◆ DIRECTIONS: Your answer must consist of the records below, reproduced exactly, with every picture removed.

** Opening RECORDS FOR THIS TASK block **

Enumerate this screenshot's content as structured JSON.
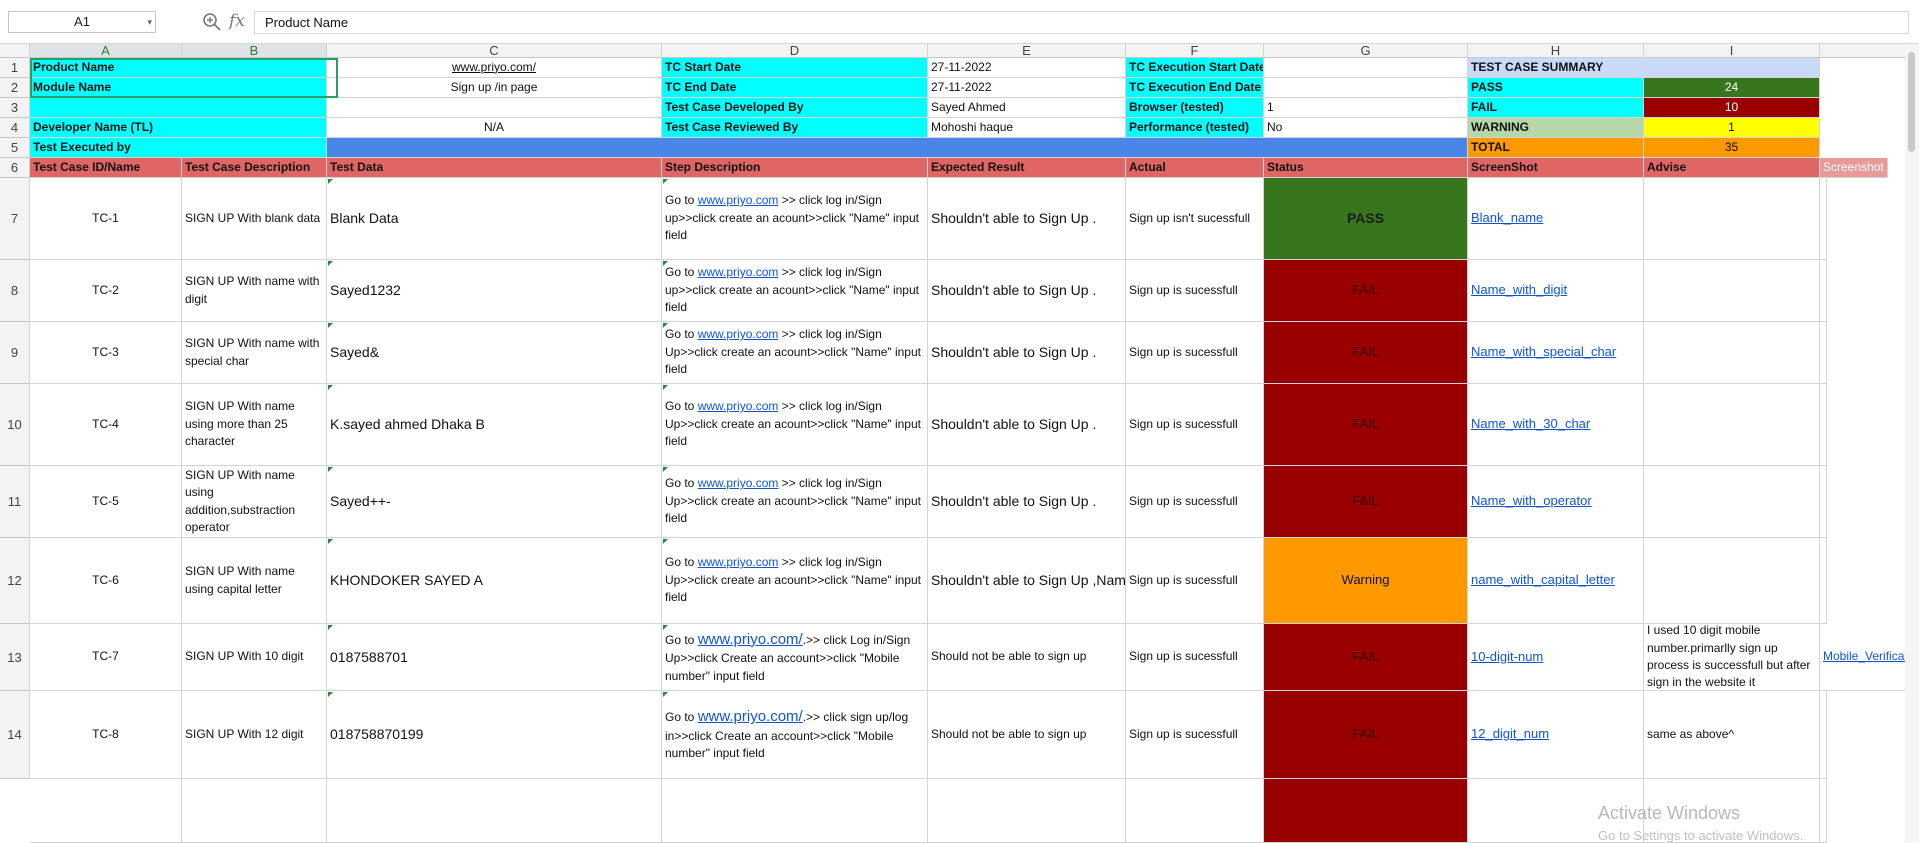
{
  "formula_bar": {
    "name_box": "A1",
    "formula": "Product Name"
  },
  "columns": [
    "A",
    "B",
    "C",
    "D",
    "E",
    "F",
    "G",
    "H",
    "I",
    "J"
  ],
  "rows": [
    "1",
    "2",
    "3",
    "4",
    "5",
    "6",
    "7",
    "8",
    "9",
    "10",
    "11",
    "12",
    "13",
    "14"
  ],
  "header_block": {
    "product_name_label": "Product Name",
    "product_url": "www.priyo.com/",
    "tc_start_date_label": "TC Start Date",
    "tc_start_date": "27-11-2022",
    "tc_exec_start_label": "TC Execution Start Date",
    "summary_title": "TEST CASE SUMMARY",
    "module_name_label": "Module Name",
    "module_name": "Sign up /in page",
    "tc_end_date_label": "TC End Date",
    "tc_end_date": "27-11-2022",
    "tc_exec_end_label": "TC Execution End Date",
    "developed_by_label": "Test Case Developed By",
    "developed_by": "Sayed Ahmed",
    "browser_label": "Browser (tested)",
    "browser_value": "1",
    "developer_name_label": "Developer Name (TL)",
    "developer_name": "N/A",
    "reviewed_by_label": "Test Case Reviewed By",
    "reviewed_by": "Mohoshi haque",
    "performance_label": "Performance (tested)",
    "performance_value": "No",
    "executed_by_label": "Test Executed by"
  },
  "summary": {
    "pass_label": "PASS",
    "pass_count": "24",
    "fail_label": "FAIL",
    "fail_count": "10",
    "warning_label": "WARNING",
    "warning_count": "1",
    "total_label": "TOTAL",
    "total_count": "35"
  },
  "table_headers": [
    "Test Case ID/Name",
    "Test Case Description",
    "Test Data",
    "Step Description",
    "Expected Result",
    "Actual",
    "Status",
    "ScreenShot",
    "Advise",
    "Screenshot"
  ],
  "test_cases": [
    {
      "id": "TC-1",
      "desc": "SIGN UP With blank data",
      "data": "Blank Data",
      "step_pre": "Go to ",
      "step_link": "www.priyo.com",
      "step_post": " >> click log in/Sign up>>click create an acount>>click \"Name\" input field",
      "expected": "Shouldn't able to Sign Up .",
      "actual": "Sign up isn't sucessfull",
      "status": "PASS",
      "shot": "Blank_name",
      "advise": "",
      "shot2": ""
    },
    {
      "id": "TC-2",
      "desc": "SIGN UP With  name with digit",
      "data": "Sayed1232",
      "step_pre": "Go to ",
      "step_link": "www.priyo.com",
      "step_post": " >> click log in/Sign up>>click create an acount>>click \"Name\" input field",
      "expected": "Shouldn't able to Sign Up .",
      "actual": "Sign up is sucessfull",
      "status": "FAIL",
      "shot": "Name_with_digit",
      "advise": "",
      "shot2": ""
    },
    {
      "id": "TC-3",
      "desc": "SIGN UP With  name with special char",
      "data": "Sayed&",
      "step_pre": "Go to ",
      "step_link": "www.priyo.com",
      "step_post": " >> click log in/Sign Up>>click create an acount>>click \"Name\" input field",
      "expected": "Shouldn't able to Sign Up .",
      "actual": "Sign up is sucessfull",
      "status": "FAIL",
      "shot": "Name_with_special_char",
      "advise": "",
      "shot2": ""
    },
    {
      "id": "TC-4",
      "desc": "SIGN UP With  name using more than 25 character",
      "data": "K.sayed ahmed Dhaka B",
      "step_pre": "Go to ",
      "step_link": "www.priyo.com",
      "step_post": " >> click log in/Sign Up>>click create an acount>>click \"Name\" input field",
      "expected": "Shouldn't able to Sign Up .",
      "actual": "Sign up is sucessfull",
      "status": "FAIL",
      "shot": "Name_with_30_char",
      "advise": "",
      "shot2": ""
    },
    {
      "id": "TC-5",
      "desc": "SIGN UP With  name using addition,substraction operator",
      "data": "Sayed++-",
      "step_pre": "Go to ",
      "step_link": "www.priyo.com",
      "step_post": " >> click log in/Sign Up>>click create an acount>>click \"Name\" input field",
      "expected": "Shouldn't able to Sign Up .",
      "actual": "Sign up is sucessfull",
      "status": "FAIL",
      "shot": "Name_with_operator",
      "advise": "",
      "shot2": ""
    },
    {
      "id": "TC-6",
      "desc": "SIGN UP With  name using capital letter",
      "data": "KHONDOKER SAYED A",
      "step_pre": "Go to ",
      "step_link": "www.priyo.com",
      "step_post": " >> click log in/Sign Up>>click create an acount>>click \"Name\" input field",
      "expected": "Shouldn't able to Sign Up ,Name Should be m",
      "actual": "Sign up is sucessfull",
      "status": "Warning",
      "shot": "name_with_capital_letter",
      "advise": "",
      "shot2": ""
    },
    {
      "id": "TC-7",
      "desc": "SIGN UP With 10 digit",
      "data": "0187588701",
      "step_pre": "Go to ",
      "step_link": "www.priyo.com/",
      "step_post": ".>> click Log in/Sign Up>>click Create an account>>click \"Mobile number\" input field",
      "expected": "Should not be able to sign up",
      "actual": "Sign up is sucessfull",
      "status": "FAIL",
      "shot": "10-digit-num",
      "advise": "I used 10 digit mobile number.primarlly sign up process is successfull but after sign in the website it",
      "shot2": "Mobile_Verification"
    },
    {
      "id": "TC-8",
      "desc": "SIGN UP With 12 digit",
      "data": "018758870199",
      "step_pre": "Go to ",
      "step_link": "www.priyo.com/",
      "step_post": ".>> click sign up/log in>>click Create an account>>click \"Mobile number\" input field",
      "expected": "Should not be able to sign up",
      "actual": "Sign up is sucessfull",
      "status": "FAIL",
      "shot": "12_digit_num",
      "advise": " same as above^",
      "shot2": ""
    }
  ],
  "colors": {
    "cyan": "#00ffff",
    "header_red": "#e06666",
    "blue": "#4a86e8",
    "pass_green": "#38761d",
    "fail_red": "#990000",
    "warning_orange": "#ff9900",
    "summary_blue": "#c9daf8",
    "yellow": "#ffff00",
    "total_orange": "#ff9900",
    "warning_label_green": "#b6d7a8"
  },
  "watermark": {
    "line1": "Activate Windows",
    "line2": "Go to Settings to activate Windows."
  }
}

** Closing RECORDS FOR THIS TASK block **

◆ SOLUTION TO THIS PROBLEM:
Enumerate this screenshot's content as structured JSON.
{
  "formula_bar": {
    "name_box": "A1",
    "formula": "Product Name"
  },
  "columns": [
    "A",
    "B",
    "C",
    "D",
    "E",
    "F",
    "G",
    "H",
    "I",
    "J"
  ],
  "rows": [
    "1",
    "2",
    "3",
    "4",
    "5",
    "6",
    "7",
    "8",
    "9",
    "10",
    "11",
    "12",
    "13",
    "14"
  ],
  "header_block": {
    "product_name_label": "Product Name",
    "product_url": "www.priyo.com/",
    "tc_start_date_label": "TC Start Date",
    "tc_start_date": "27-11-2022",
    "tc_exec_start_label": "TC Execution Start Date",
    "summary_title": "TEST CASE SUMMARY",
    "module_name_label": "Module Name",
    "module_name": "Sign up /in page",
    "tc_end_date_label": "TC End Date",
    "tc_end_date": "27-11-2022",
    "tc_exec_end_label": "TC Execution End Date",
    "developed_by_label": "Test Case Developed By",
    "developed_by": "Sayed Ahmed",
    "browser_label": "Browser (tested)",
    "browser_value": "1",
    "developer_name_label": "Developer Name (TL)",
    "developer_name": "N/A",
    "reviewed_by_label": "Test Case Reviewed By",
    "reviewed_by": "Mohoshi haque",
    "performance_label": "Performance (tested)",
    "performance_value": "No",
    "executed_by_label": "Test Executed by"
  },
  "summary": {
    "pass_label": "PASS",
    "pass_count": "24",
    "fail_label": "FAIL",
    "fail_count": "10",
    "warning_label": "WARNING",
    "warning_count": "1",
    "total_label": "TOTAL",
    "total_count": "35"
  },
  "table_headers": [
    "Test Case ID/Name",
    "Test Case Description",
    "Test Data",
    "Step Description",
    "Expected Result",
    "Actual",
    "Status",
    "ScreenShot",
    "Advise",
    "Screenshot"
  ],
  "test_cases": [
    {
      "id": "TC-1",
      "desc": "SIGN UP With blank data",
      "data": "Blank Data",
      "step_pre": "Go to ",
      "step_link": "www.priyo.com",
      "step_post": " >> click log in/Sign up>>click create an acount>>click \"Name\" input field",
      "expected": "Shouldn't able to Sign Up .",
      "actual": "Sign up isn't sucessfull",
      "status": "PASS",
      "shot": "Blank_name",
      "advise": "",
      "shot2": ""
    },
    {
      "id": "TC-2",
      "desc": "SIGN UP With  name with digit",
      "data": "Sayed1232",
      "step_pre": "Go to ",
      "step_link": "www.priyo.com",
      "step_post": " >> click log in/Sign up>>click create an acount>>click \"Name\" input field",
      "expected": "Shouldn't able to Sign Up .",
      "actual": "Sign up is sucessfull",
      "status": "FAIL",
      "shot": "Name_with_digit",
      "advise": "",
      "shot2": ""
    },
    {
      "id": "TC-3",
      "desc": "SIGN UP With  name with special char",
      "data": "Sayed&",
      "step_pre": "Go to ",
      "step_link": "www.priyo.com",
      "step_post": " >> click log in/Sign Up>>click create an acount>>click \"Name\" input field",
      "expected": "Shouldn't able to Sign Up .",
      "actual": "Sign up is sucessfull",
      "status": "FAIL",
      "shot": "Name_with_special_char",
      "advise": "",
      "shot2": ""
    },
    {
      "id": "TC-4",
      "desc": "SIGN UP With  name using more than 25 character",
      "data": "K.sayed ahmed Dhaka B",
      "step_pre": "Go to ",
      "step_link": "www.priyo.com",
      "step_post": " >> click log in/Sign Up>>click create an acount>>click \"Name\" input field",
      "expected": "Shouldn't able to Sign Up .",
      "actual": "Sign up is sucessfull",
      "status": "FAIL",
      "shot": "Name_with_30_char",
      "advise": "",
      "shot2": ""
    },
    {
      "id": "TC-5",
      "desc": "SIGN UP With  name using addition,substraction operator",
      "data": "Sayed++-",
      "step_pre": "Go to ",
      "step_link": "www.priyo.com",
      "step_post": " >> click log in/Sign Up>>click create an acount>>click \"Name\" input field",
      "expected": "Shouldn't able to Sign Up .",
      "actual": "Sign up is sucessfull",
      "status": "FAIL",
      "shot": "Name_with_operator",
      "advise": "",
      "shot2": ""
    },
    {
      "id": "TC-6",
      "desc": "SIGN UP With  name using capital letter",
      "data": "KHONDOKER SAYED A",
      "step_pre": "Go to ",
      "step_link": "www.priyo.com",
      "step_post": " >> click log in/Sign Up>>click create an acount>>click \"Name\" input field",
      "expected": "Shouldn't able to Sign Up ,Name Should be m",
      "actual": "Sign up is sucessfull",
      "status": "Warning",
      "shot": "name_with_capital_letter",
      "advise": "",
      "shot2": ""
    },
    {
      "id": "TC-7",
      "desc": "SIGN UP With 10 digit",
      "data": "0187588701",
      "step_pre": "Go to ",
      "step_link": "www.priyo.com/",
      "step_post": ".>> click Log in/Sign Up>>click Create an account>>click \"Mobile number\" input field",
      "expected": "Should not be able to sign up",
      "actual": "Sign up is sucessfull",
      "status": "FAIL",
      "shot": "10-digit-num",
      "advise": "I used 10 digit mobile number.primarlly sign up process is successfull but after sign in the website it",
      "shot2": "Mobile_Verification"
    },
    {
      "id": "TC-8",
      "desc": "SIGN UP With 12 digit",
      "data": "018758870199",
      "step_pre": "Go to ",
      "step_link": "www.priyo.com/",
      "step_post": ".>> click sign up/log in>>click Create an account>>click \"Mobile number\" input field",
      "expected": "Should not be able to sign up",
      "actual": "Sign up is sucessfull",
      "status": "FAIL",
      "shot": "12_digit_num",
      "advise": " same as above^",
      "shot2": ""
    }
  ],
  "colors": {
    "cyan": "#00ffff",
    "header_red": "#e06666",
    "blue": "#4a86e8",
    "pass_green": "#38761d",
    "fail_red": "#990000",
    "warning_orange": "#ff9900",
    "summary_blue": "#c9daf8",
    "yellow": "#ffff00",
    "total_orange": "#ff9900",
    "warning_label_green": "#b6d7a8"
  },
  "watermark": {
    "line1": "Activate Windows",
    "line2": "Go to Settings to activate Windows."
  }
}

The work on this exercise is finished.